Essentially this blog is about love. My eternal love for Jacob,Rosie,Florence and John. But for me, it is also about death .I wouldn’t be writing it if Rosie hadn’t died.The ‘D’ word is a tricky one. I’ve found people don’t like using it -I can’t say I relish it . But personally I cannot cope with ‘lost’ or passed on .( Again – I an NOT speaking for anyone else ) For me, they do not soften the blow , they just make it more woolly . Death is real , final, and in Rosie’s case untimely, wrong and sad. I continue to be drawn to words about young people who have died. They fly out of newspapers, magazines and books right into my face. I am often bowled over by the wisdom and poignancy in these words and continue to have a feeling of deep ( irrational ) protection towards the young person who has died.
On Saturday ,I read what the actor Paul Bettany had written about the sudden death of his eight year old brother , when he was sixteen .
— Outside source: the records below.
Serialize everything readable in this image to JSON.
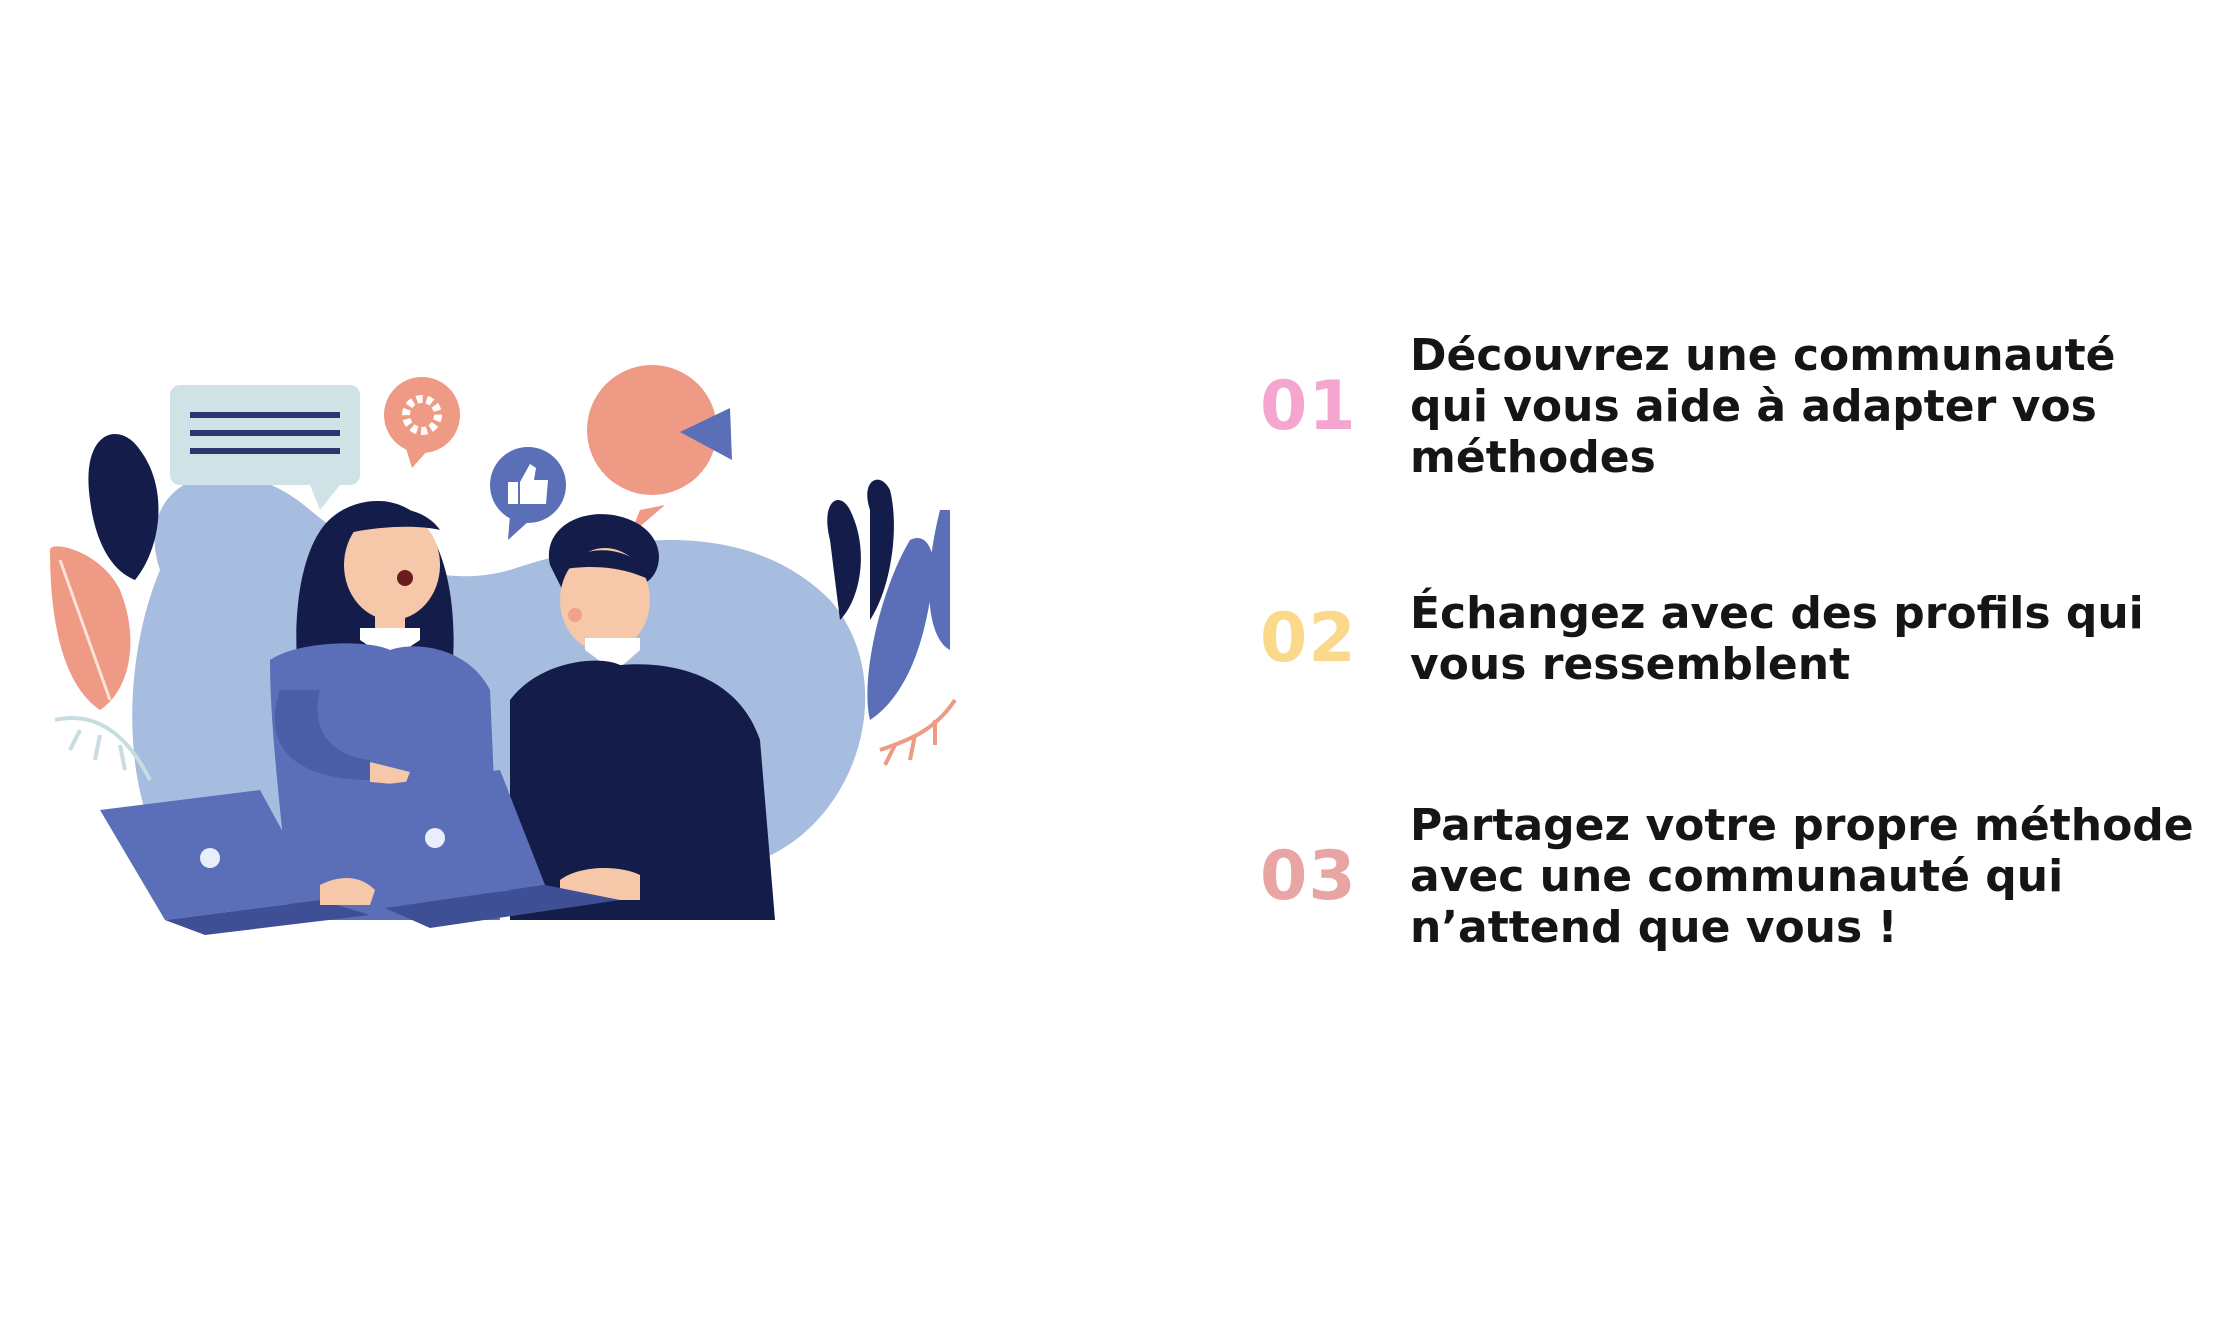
{
  "colors": {
    "background": "#ffffff",
    "num1": "#f4a6cf",
    "num2": "#fad98a",
    "num3": "#e9a4a4",
    "text": "#151515",
    "blob": "#a7bde0",
    "navy": "#141c4a",
    "blue": "#5a6fb8",
    "coral": "#ee9a84"
  },
  "illustration": {
    "icons": [
      "speech-bubble-icon",
      "gear-icon",
      "thumbs-up-icon",
      "pie-chart-icon",
      "laptop-icon"
    ]
  },
  "features": [
    {
      "number": "01",
      "text": "Découvrez une communauté\nqui vous aide à adapter vos\nméthodes"
    },
    {
      "number": "02",
      "text": "Échangez avec des profils qui\nvous ressemblent"
    },
    {
      "number": "03",
      "text": "Partagez votre propre méthode\navec une communauté qui\nn’attend que vous !"
    }
  ]
}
‘His death has had a profound effect on how I am as a parent, in good and bad ways. In the playground I am a neurotic parent. I really have to fight that instinct to surround them in bubble wrap and put a helmet on them. But there is a huge gift to come from it as well in that, yes, life is fragile – and, yes, we are in a precarious situation – but it is also spectacularly precious. It’s hard to say and take out of the context of my life and see it objectively, but I feel that it has informed the level of my concentration on my children and my concentration on the present and their childhood.’
I feel that – except substitute The playground for The Night Bus ( or similar ).